Exercise prompt :: Among the following entries, how many lines hold the string "درآمد"? State only the number.

··· Data supplied

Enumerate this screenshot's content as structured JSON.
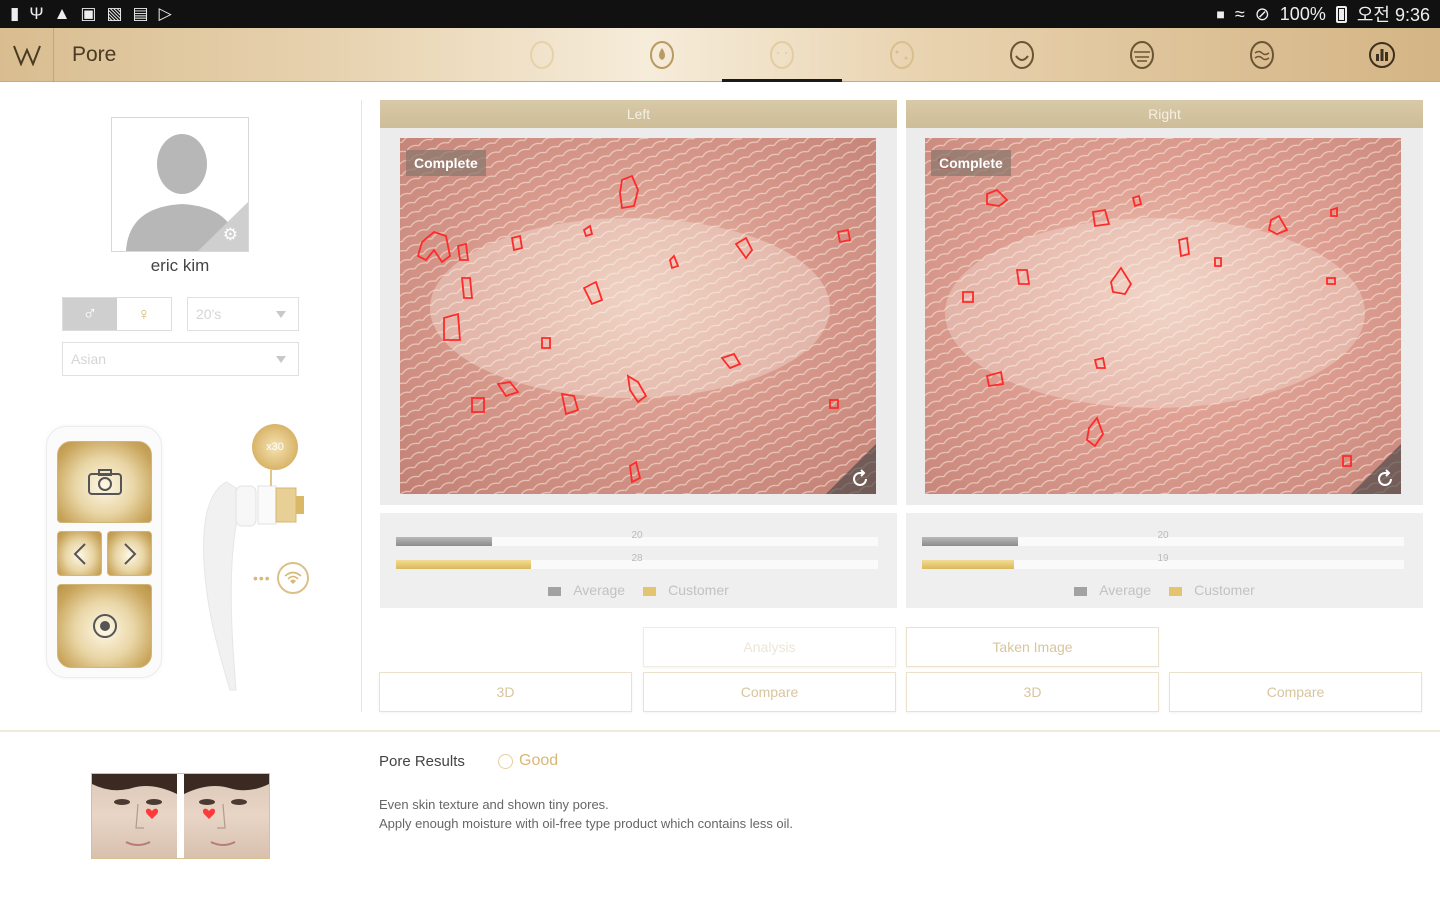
{
  "status_bar": {
    "battery": "100%",
    "time": "오전 9:36"
  },
  "header": {
    "title": "Pore",
    "tabs": [
      {
        "name": "moisture",
        "icon": "face-outline-icon",
        "active": false
      },
      {
        "name": "oil",
        "icon": "drop-icon",
        "active": false
      },
      {
        "name": "pore",
        "icon": "face-pore-icon",
        "active": true
      },
      {
        "name": "spot",
        "icon": "face-spot-icon",
        "active": false
      },
      {
        "name": "wrinkle",
        "icon": "face-wrinkle-icon",
        "active": false
      },
      {
        "name": "keratin",
        "icon": "face-keratin-icon",
        "active": false
      },
      {
        "name": "sensitivity",
        "icon": "face-sensitive-icon",
        "active": false
      },
      {
        "name": "summary",
        "icon": "chart-icon",
        "active": false
      }
    ]
  },
  "profile": {
    "name": "eric kim",
    "age": "20's",
    "ethnicity": "Asian",
    "gender_selected": "male"
  },
  "device": {
    "zoom": "x30"
  },
  "panels": {
    "left": {
      "title": "Left",
      "status": "Complete",
      "average_value": 20,
      "customer_value": 28,
      "average_fraction": 0.2,
      "customer_fraction": 0.28
    },
    "right": {
      "title": "Right",
      "status": "Complete",
      "average_value": 20,
      "customer_value": 19,
      "average_fraction": 0.2,
      "customer_fraction": 0.19
    },
    "legend_average": "Average",
    "legend_customer": "Customer"
  },
  "actions": {
    "analysis": "Analysis",
    "taken_image": "Taken Image",
    "left_3d": "3D",
    "left_compare": "Compare",
    "right_3d": "3D",
    "right_compare": "Compare"
  },
  "results": {
    "title": "Pore Results",
    "grade": "Good",
    "line1": "Even skin texture and shown tiny pores.",
    "line2": "Apply enough moisture with oil-free type product which contains less oil."
  },
  "colors": {
    "accent_gold": "#d8b877",
    "pore_outline": "#ff2a2a",
    "panel_header": "#d3c4a1"
  }
}
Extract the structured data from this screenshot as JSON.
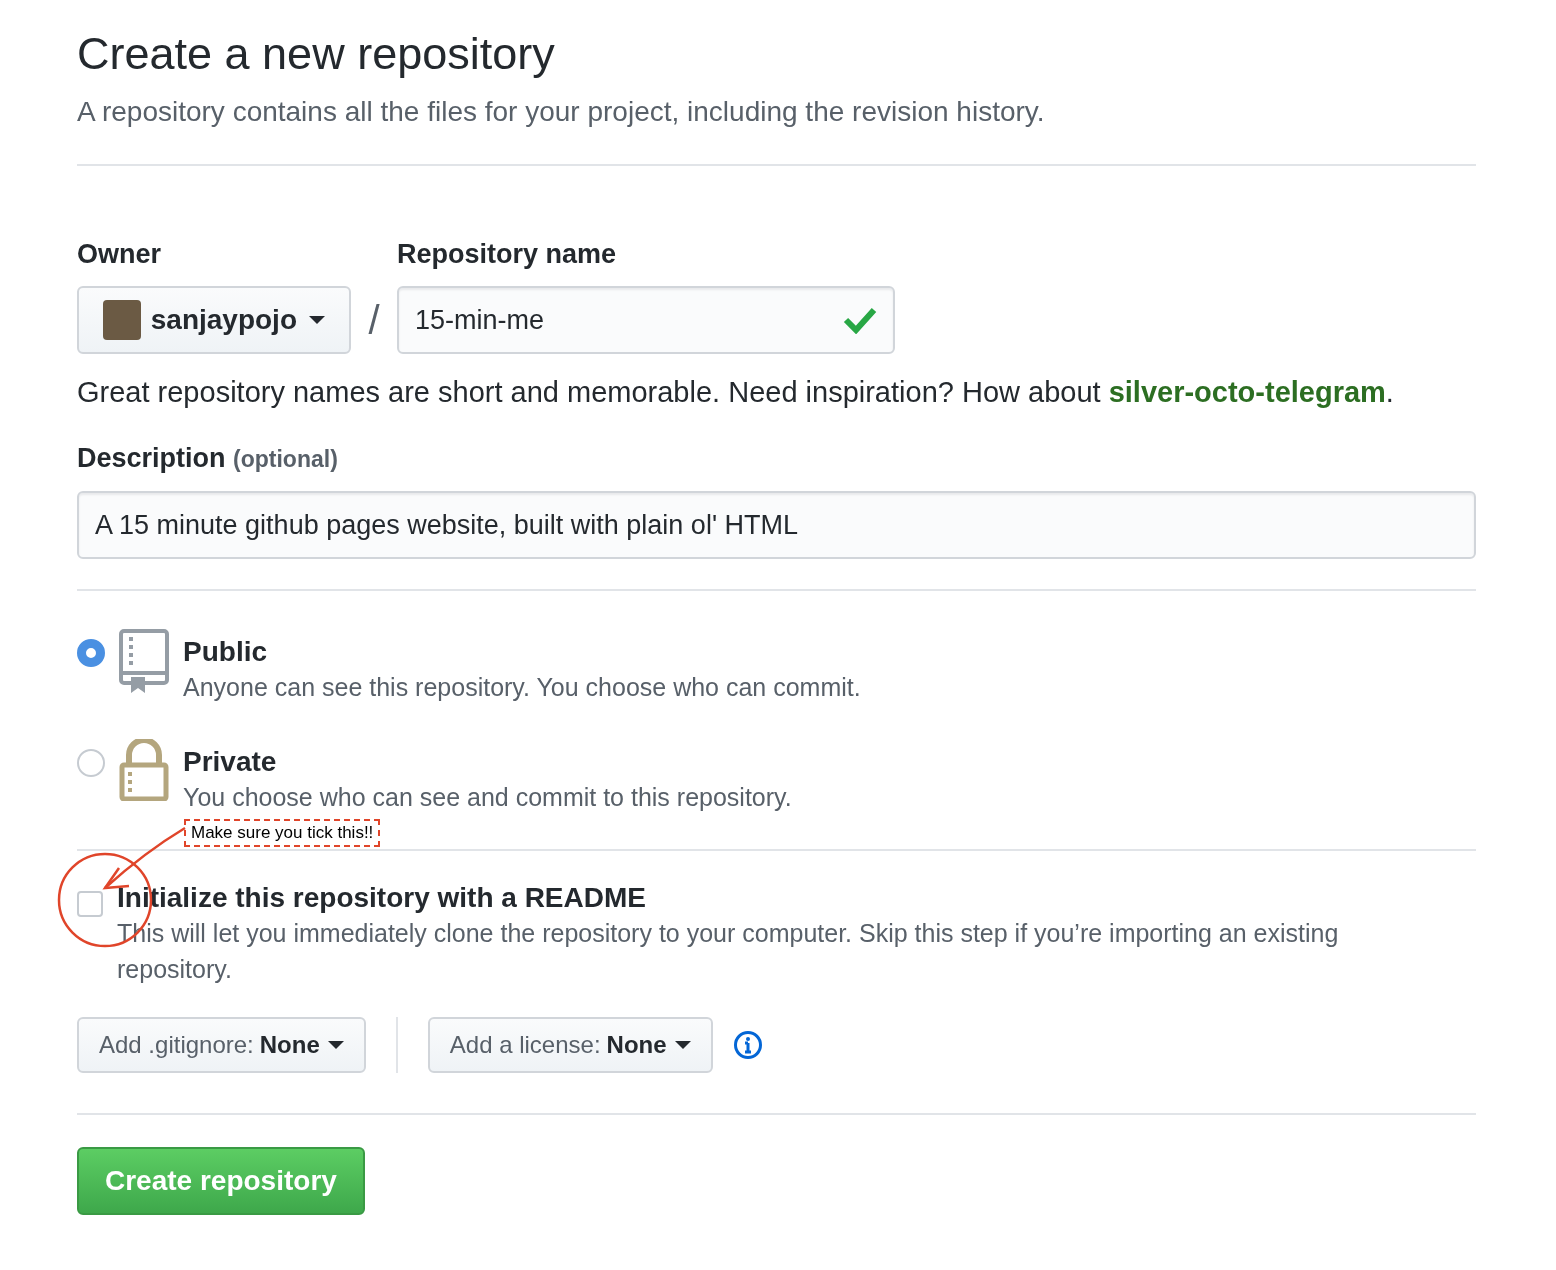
{
  "page": {
    "title": "Create a new repository",
    "subtitle": "A repository contains all the files for your project, including the revision history."
  },
  "owner": {
    "label": "Owner",
    "value": "sanjaypojo"
  },
  "separator": "/",
  "repository_name": {
    "label": "Repository name",
    "value": "15-min-me",
    "valid": true
  },
  "name_hint": {
    "text": "Great repository names are short and memorable. Need inspiration? How about",
    "suggestion": "silver-octo-telegram",
    "end": "."
  },
  "description": {
    "label": "Description",
    "optional": "(optional)",
    "value": "A 15 minute github pages website, built with plain ol' HTML"
  },
  "visibility": [
    {
      "kind": "public",
      "label": "Public",
      "description": "Anyone can see this repository. You choose who can commit.",
      "selected": true
    },
    {
      "kind": "private",
      "label": "Private",
      "description": "You choose who can see and commit to this repository.",
      "selected": false
    }
  ],
  "readme": {
    "label": "Initialize this repository with a README",
    "description": "This will let you immediately clone the repository to your computer. Skip this step if you’re importing an existing repository.",
    "checked": false
  },
  "gitignore": {
    "label": "Add .gitignore:",
    "value": "None"
  },
  "license": {
    "label": "Add a license:",
    "value": "None"
  },
  "submit": "Create repository",
  "annotation": {
    "note": "Make sure you tick this!!"
  }
}
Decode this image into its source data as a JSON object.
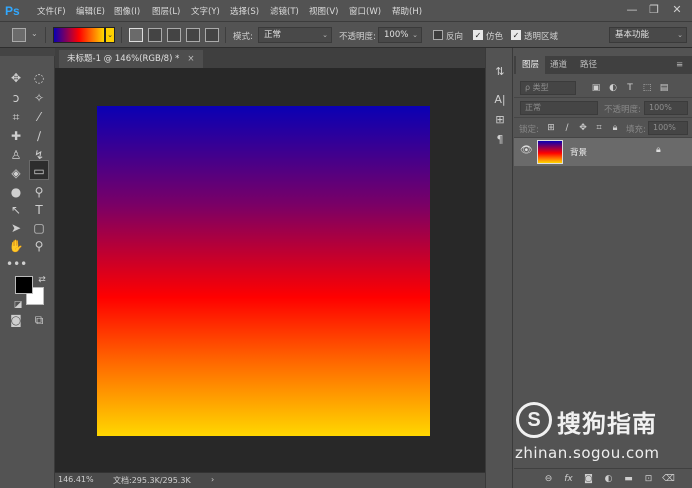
{
  "app": {
    "logo": "Ps"
  },
  "menu": [
    "文件(F)",
    "编辑(E)",
    "图像(I)",
    "图层(L)",
    "文字(Y)",
    "选择(S)",
    "滤镜(T)",
    "视图(V)",
    "窗口(W)",
    "帮助(H)"
  ],
  "window_controls": {
    "minimize": "—",
    "restore": "❐",
    "close": "✕"
  },
  "options": {
    "gradient_colors": [
      "#0a00b4",
      "#ff0000",
      "#ffd700"
    ],
    "mode_label": "模式:",
    "mode_value": "正常",
    "opacity_label": "不透明度:",
    "opacity_value": "100%",
    "reverse_label": "反向",
    "reverse_checked": false,
    "dither_label": "仿色",
    "dither_checked": true,
    "transparency_label": "透明区域",
    "transparency_checked": true,
    "workspace": "基本功能"
  },
  "document": {
    "tab_title": "未标题-1 @ 146%(RGB/8) *",
    "close": "×",
    "canvas_gradient": [
      "#0a00b4",
      "#ff0000",
      "#ffd700"
    ],
    "zoom": "146.41%",
    "doc_info": "文档:295.3K/295.3K",
    "status_arrow": "›"
  },
  "panels": {
    "tabs": [
      "图层",
      "通道",
      "路径"
    ],
    "active_tab": "图层",
    "filter_placeholder": "ρ 类型",
    "blend_mode": "正常",
    "opacity_label": "不透明度:",
    "opacity_value": "100%",
    "lock_label": "锁定:",
    "fill_label": "填充:",
    "fill_value": "100%",
    "layers": [
      {
        "name": "背景",
        "visible": true,
        "locked": true
      }
    ]
  },
  "watermark": {
    "logo_letter": "S",
    "title": "搜狗指南",
    "url": "zhinan.sogou.com"
  }
}
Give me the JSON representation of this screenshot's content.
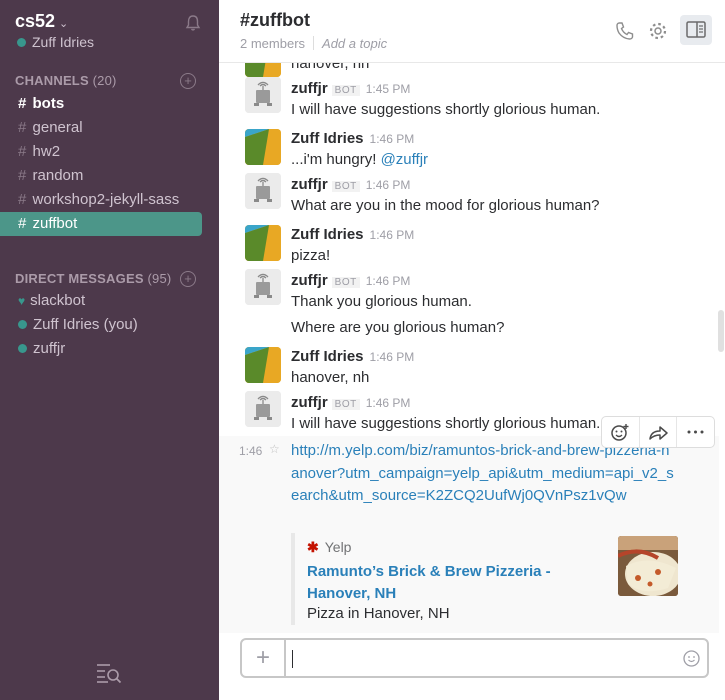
{
  "workspace": {
    "name": "cs52",
    "user": "Zuff Idries"
  },
  "channels": {
    "heading": "CHANNELS",
    "count": "(20)",
    "items": [
      {
        "label": "bots"
      },
      {
        "label": "general"
      },
      {
        "label": "hw2"
      },
      {
        "label": "random"
      },
      {
        "label": "workshop2-jekyll-sass"
      },
      {
        "label": "zuffbot"
      }
    ]
  },
  "direct_messages": {
    "heading": "DIRECT MESSAGES",
    "count": "(95)",
    "items": [
      {
        "label": "slackbot"
      },
      {
        "label": "Zuff Idries (you)"
      },
      {
        "label": "zuffjr"
      }
    ]
  },
  "header": {
    "title": "#zuffbot",
    "members": "2 members",
    "topic_placeholder": "Add a topic"
  },
  "messages": [
    {
      "body": "hanover, nh"
    },
    {
      "author": "zuffjr",
      "badge": "BOT",
      "time": "1:45 PM",
      "body": "I will have suggestions shortly glorious human."
    },
    {
      "author": "Zuff Idries",
      "time": "1:46 PM",
      "body": "...i'm hungry! ",
      "mention": "@zuffjr"
    },
    {
      "author": "zuffjr",
      "badge": "BOT",
      "time": "1:46 PM",
      "body": "What are you in the mood for glorious human?"
    },
    {
      "author": "Zuff Idries",
      "time": "1:46 PM",
      "body": "pizza!"
    },
    {
      "author": "zuffjr",
      "badge": "BOT",
      "time": "1:46 PM",
      "body": "Thank you glorious human.",
      "body2": "Where are you glorious human?"
    },
    {
      "author": "Zuff Idries",
      "time": "1:46 PM",
      "body": "hanover, nh"
    },
    {
      "author": "zuffjr",
      "badge": "BOT",
      "time": "1:46 PM",
      "body": "I will have suggestions shortly glorious human."
    }
  ],
  "followup": {
    "time": "1:46",
    "link": "http://m.yelp.com/biz/ramuntos-brick-and-brew-pizzeria-hanover?utm_campaign=yelp_api&utm_medium=api_v2_search&utm_source=K2ZCQ2UufWj0QVnPsz1vQw",
    "attachment": {
      "service": "Yelp",
      "title": "Ramunto’s Brick & Brew Pizzeria - Hanover, NH",
      "text": "Pizza in Hanover, NH"
    }
  },
  "composer": {
    "value": ""
  },
  "colors": {
    "sidebar": "#4d394b",
    "active_channel": "#4c9689",
    "presence": "#38978d",
    "link": "#2a80b9"
  }
}
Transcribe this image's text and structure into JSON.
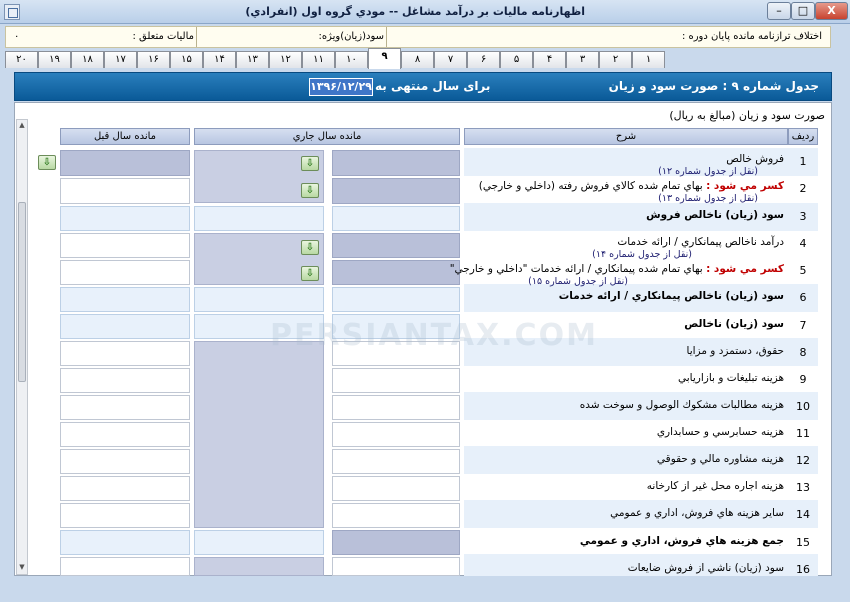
{
  "window": {
    "title": "اظهارنامه ماليات بر درآمد مشاغل -- مودي گروه اول (انفرادي)",
    "min_label": "–",
    "max_label": "□",
    "close_label": "X"
  },
  "info": {
    "diff_label": "اختلاف ترازنامه مانده پايان دوره :",
    "profit_label": "سود(زيان)ويژه:",
    "tax_label": "ماليات متعلق :",
    "tax_value": "۰"
  },
  "tabs": [
    "١",
    "٢",
    "٣",
    "۴",
    "۵",
    "۶",
    "٧",
    "٨",
    "٩",
    "١٠",
    "١١",
    "١٢",
    "١٣",
    "١۴",
    "١۵",
    "١۶",
    "١٧",
    "١٨",
    "١٩",
    "٢٠"
  ],
  "active_tab": "٩",
  "header": {
    "title": "جدول شماره ۹ : صورت سود و زيان",
    "year_label": "براى سال منتهى به",
    "date_value": "۱۳۹۶/۱۲/۲۹"
  },
  "panel": {
    "subtitle": "صورت سود و زيان (مبالغ به ريال)",
    "col_row": "رديف",
    "col_desc": "شرح",
    "col_current": "مانده سال جاري",
    "col_previous": "مانده سال قبل"
  },
  "watermark": "PERSIANTAX.COM",
  "rows": [
    {
      "num": "1",
      "main": "فروش خالص",
      "sub": "(نقل از جدول شماره ١٢)",
      "prefix": ""
    },
    {
      "num": "2",
      "main": "بهاي تمام شده كالاي فروش رفته (داخلي و خارجي)",
      "sub": "(نقل از جدول شماره ١٣)",
      "prefix": "كسر مي شود :"
    },
    {
      "num": "3",
      "main": "سود (زيان) ناخالص فروش",
      "sub": "",
      "prefix": ""
    },
    {
      "num": "4",
      "main": "درآمد ناخالص پيمانكاري / ارائه خدمات",
      "sub": "(نقل از جدول شماره ١۴)",
      "prefix": ""
    },
    {
      "num": "5",
      "main": "بهاي تمام شده پيمانكاري / ارائه خدمات \"داخلي و خارجي\"",
      "sub": "(نقل از جدول شماره ١۵)",
      "prefix": "كسر مي شود :"
    },
    {
      "num": "6",
      "main": "سود (زيان) ناخالص پيمانكاري / ارائه خدمات",
      "sub": "",
      "prefix": ""
    },
    {
      "num": "7",
      "main": "سود (زيان) ناخالص",
      "sub": "",
      "prefix": ""
    },
    {
      "num": "8",
      "main": "حقوق، دستمزد و مزايا",
      "sub": "",
      "prefix": ""
    },
    {
      "num": "9",
      "main": "هزينه تبليغات و بازاريابي",
      "sub": "",
      "prefix": ""
    },
    {
      "num": "10",
      "main": "هزينه مطالبات مشكوك الوصول و سوخت شده",
      "sub": "",
      "prefix": ""
    },
    {
      "num": "11",
      "main": "هزينه حسابرسي و حسابداري",
      "sub": "",
      "prefix": ""
    },
    {
      "num": "12",
      "main": "هزينه مشاوره مالي و حقوقي",
      "sub": "",
      "prefix": ""
    },
    {
      "num": "13",
      "main": "هزينه اجاره محل غير از كارخانه",
      "sub": "",
      "prefix": ""
    },
    {
      "num": "14",
      "main": "ساير هزينه هاي فروش، اداري و عمومي",
      "sub": "",
      "prefix": ""
    },
    {
      "num": "15",
      "main": "جمع هزينه هاي فروش، اداري و عمومي",
      "sub": "",
      "prefix": ""
    },
    {
      "num": "16",
      "main": "سود (زيان) ناشي از فروش ضايعات",
      "sub": "",
      "prefix": ""
    }
  ],
  "icons": {
    "app": "app-icon",
    "copy_arrow": "green-down-arrow-icon"
  }
}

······

Task result :: 2